It is said that one day, a laird named Sir Thomas de Ercildoun was hunting on the lands belonging to the abbey when he got off his horse to take a nap beneath a hawthorn tree. There he met a beautiful woman on a white horse who dared him to kiss her. After he did so, she told him that she was the Queen of Elfland and whisked him away to her realm inside the nearby Eildon Hills for seven years (in Celtic mythology, elves and fairies were believed to live under hawthorn trees).
When Thomas returned he had the gift of second sight and supposedly made various rhyming prophecies, including the reign of Robert the Bruce, the fall of Earlston and the building of the Leaderfoot Viaduct. And if this story is to be believed, it means that the area surrounding Melrose Abbey is actually the gateway to a magical kingdom. Somehow, that wouldn't even be surprising...
Visit Melrose Abbey and other iconic Scottish Borders sights while staying in a deluxe Airhouses holiday lodge.

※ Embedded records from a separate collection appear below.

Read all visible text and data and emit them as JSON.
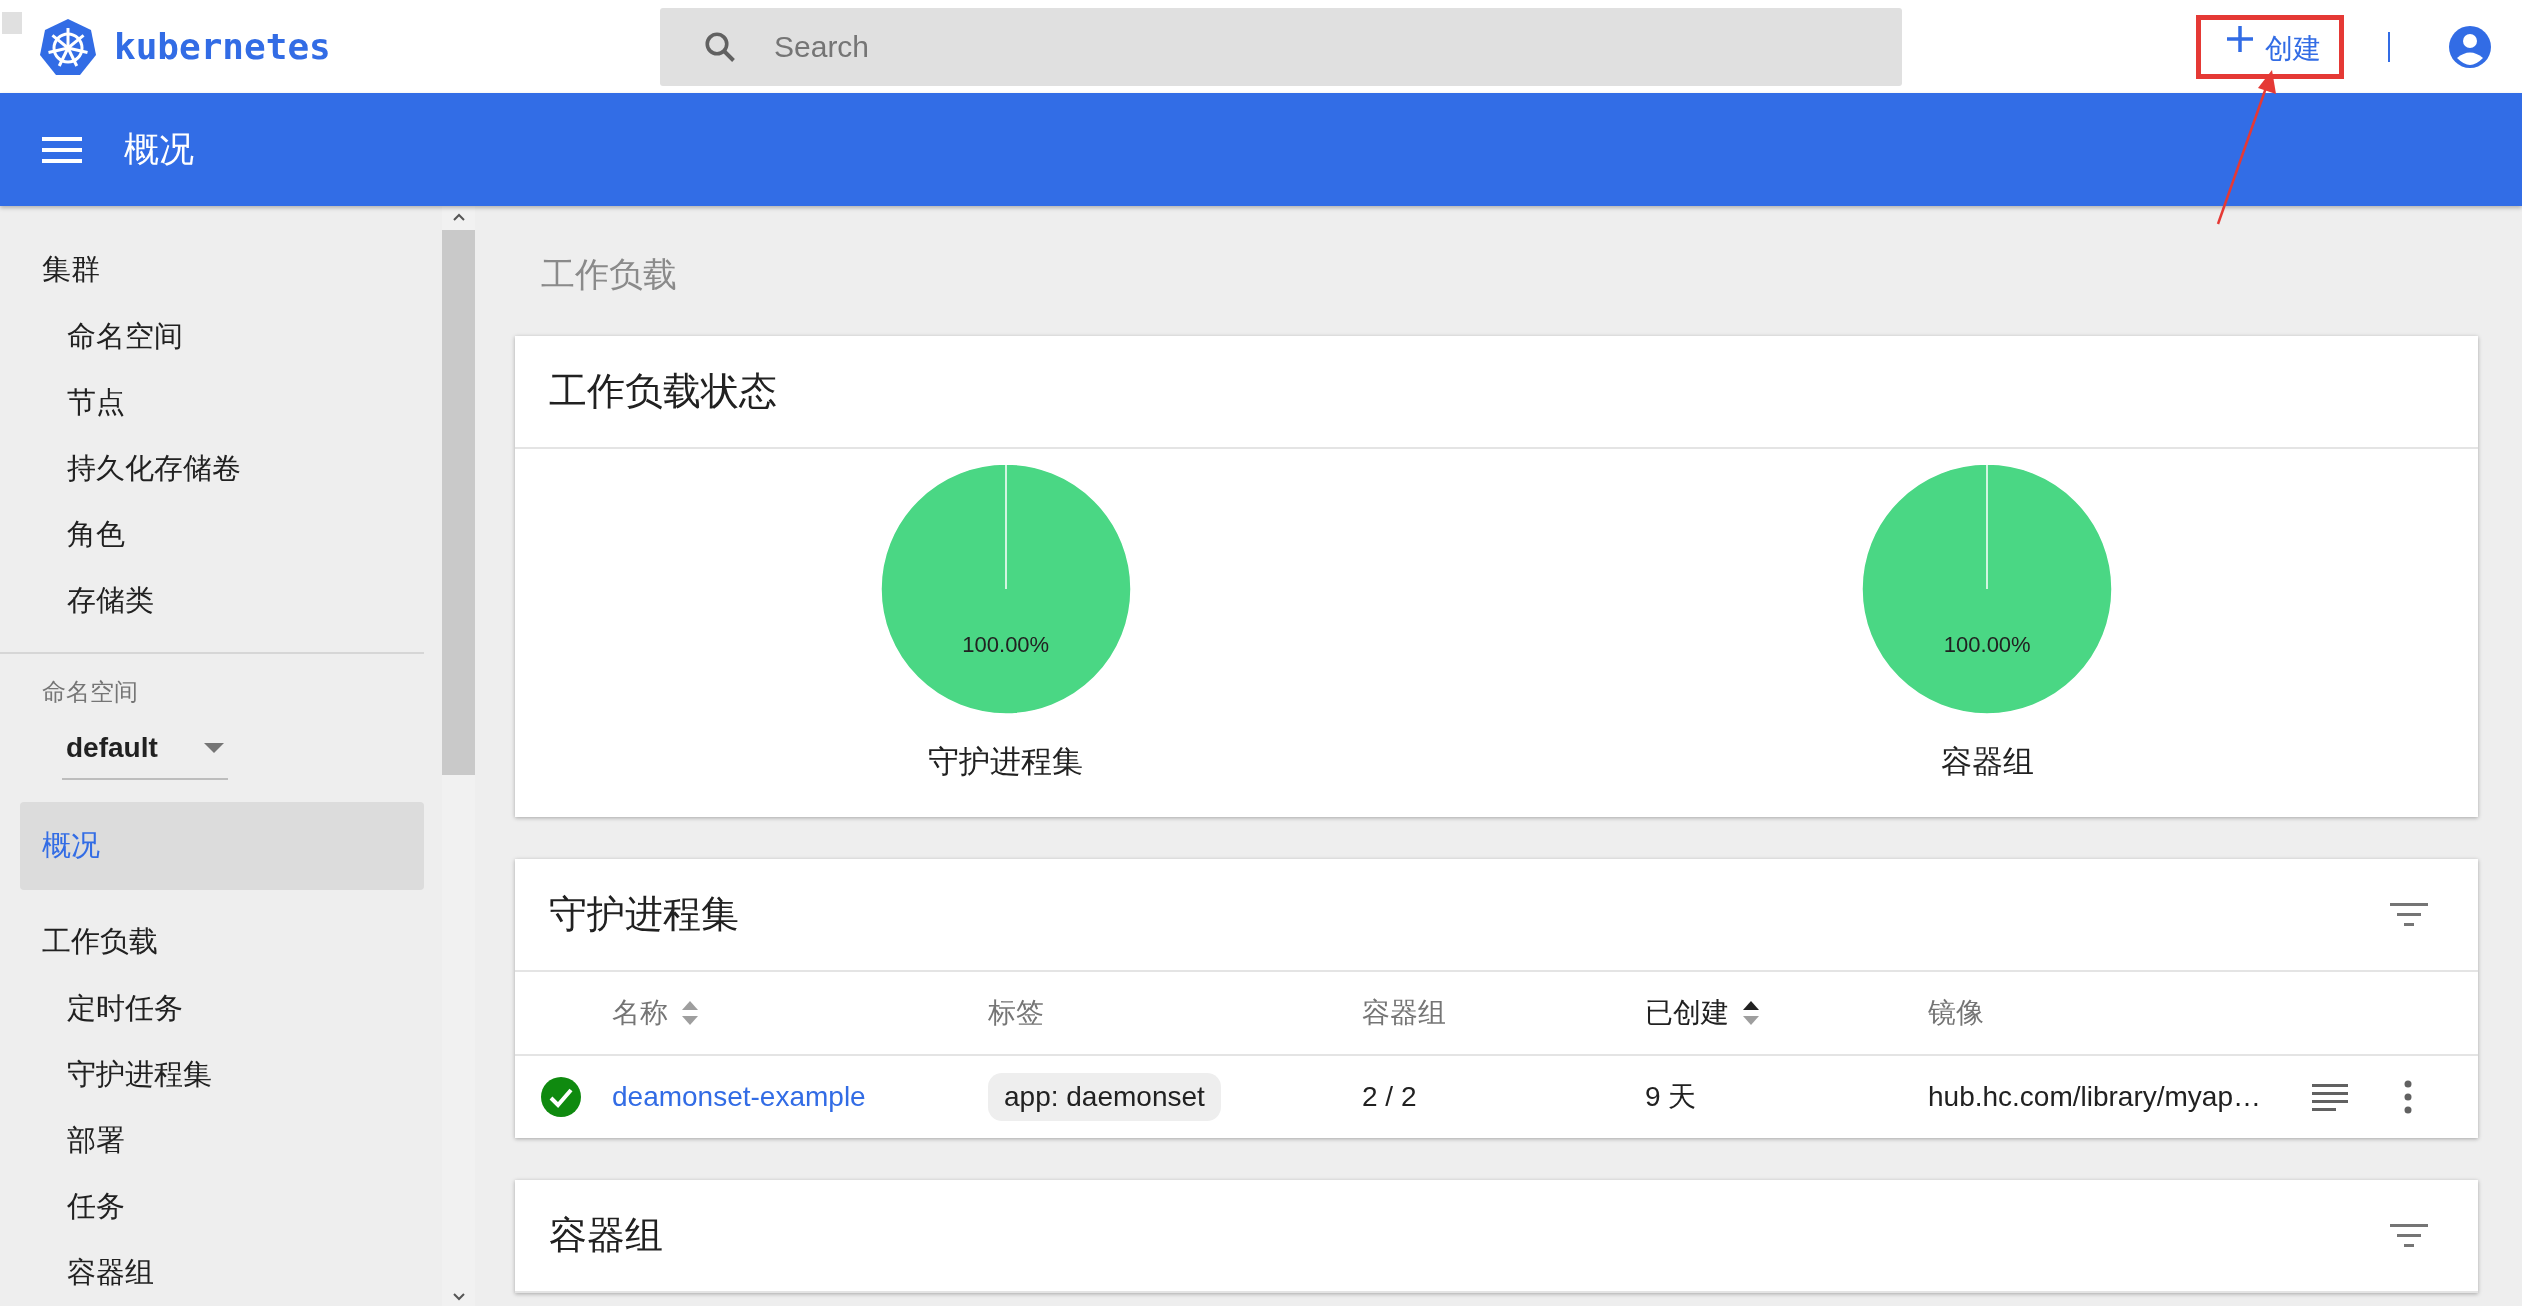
{
  "header": {
    "brand": "kubernetes",
    "search": {
      "placeholder": "Search"
    },
    "create_button": {
      "label": "创建",
      "highlighted": true
    }
  },
  "toolbar": {
    "title": "概况"
  },
  "sidebar": {
    "sections": [
      {
        "kind": "group",
        "label": "集群",
        "selected": false,
        "children": [
          {
            "label": "命名空间",
            "selected": false
          },
          {
            "label": "节点",
            "selected": false
          },
          {
            "label": "持久化存储卷",
            "selected": false
          },
          {
            "label": "角色",
            "selected": false
          },
          {
            "label": "存储类",
            "selected": false
          }
        ]
      },
      {
        "kind": "namespace",
        "label": "命名空间",
        "value": "default"
      },
      {
        "kind": "link",
        "label": "概况",
        "selected": true
      },
      {
        "kind": "group",
        "label": "工作负载",
        "selected": false,
        "children": [
          {
            "label": "定时任务",
            "selected": false
          },
          {
            "label": "守护进程集",
            "selected": false
          },
          {
            "label": "部署",
            "selected": false
          },
          {
            "label": "任务",
            "selected": false
          },
          {
            "label": "容器组",
            "selected": false
          }
        ]
      }
    ]
  },
  "page_title": "工作负载",
  "status_card": {
    "title": "工作负载状态",
    "charts": [
      {
        "caption": "守护进程集",
        "chart_data": {
          "type": "pie",
          "values": [
            100
          ],
          "value_labels": [
            "100.00%"
          ]
        }
      },
      {
        "caption": "容器组",
        "chart_data": {
          "type": "pie",
          "values": [
            100
          ],
          "value_labels": [
            "100.00%"
          ]
        }
      }
    ]
  },
  "daemonsets_card": {
    "title": "守护进程集",
    "columns": [
      {
        "label": "名称",
        "sortable": true,
        "sorted": false
      },
      {
        "label": "标签",
        "sortable": false,
        "sorted": false
      },
      {
        "label": "容器组",
        "sortable": false,
        "sorted": false
      },
      {
        "label": "已创建",
        "sortable": true,
        "sorted": true
      },
      {
        "label": "镜像",
        "sortable": false,
        "sorted": false
      }
    ],
    "rows": [
      {
        "healthy": true,
        "name": "deamonset-example",
        "label": "app: daemonset",
        "pods": "2 / 2",
        "created": "9 天",
        "image": "hub.hc.com/library/myap…"
      }
    ]
  },
  "pods_card": {
    "title": "容器组"
  }
}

You might also like:
Five Amazing Mythical Creatures of the Scottish Borders.
Three Amazing Historical Tales of the Scottish Borders.
Even More Amazing Historical Tales of the Scottish Borders.
Airhouses is more than an award-winning holiday escape — it’s an experience you will never forget. Explore woodland walks, hiking trails and the peaceful village of Oxton (plus Edinburgh is less than an hour away). And don’t forget to say hello to our friendly animal family of alpacas, goats, donkeys, pigs, Shetland ponies and more.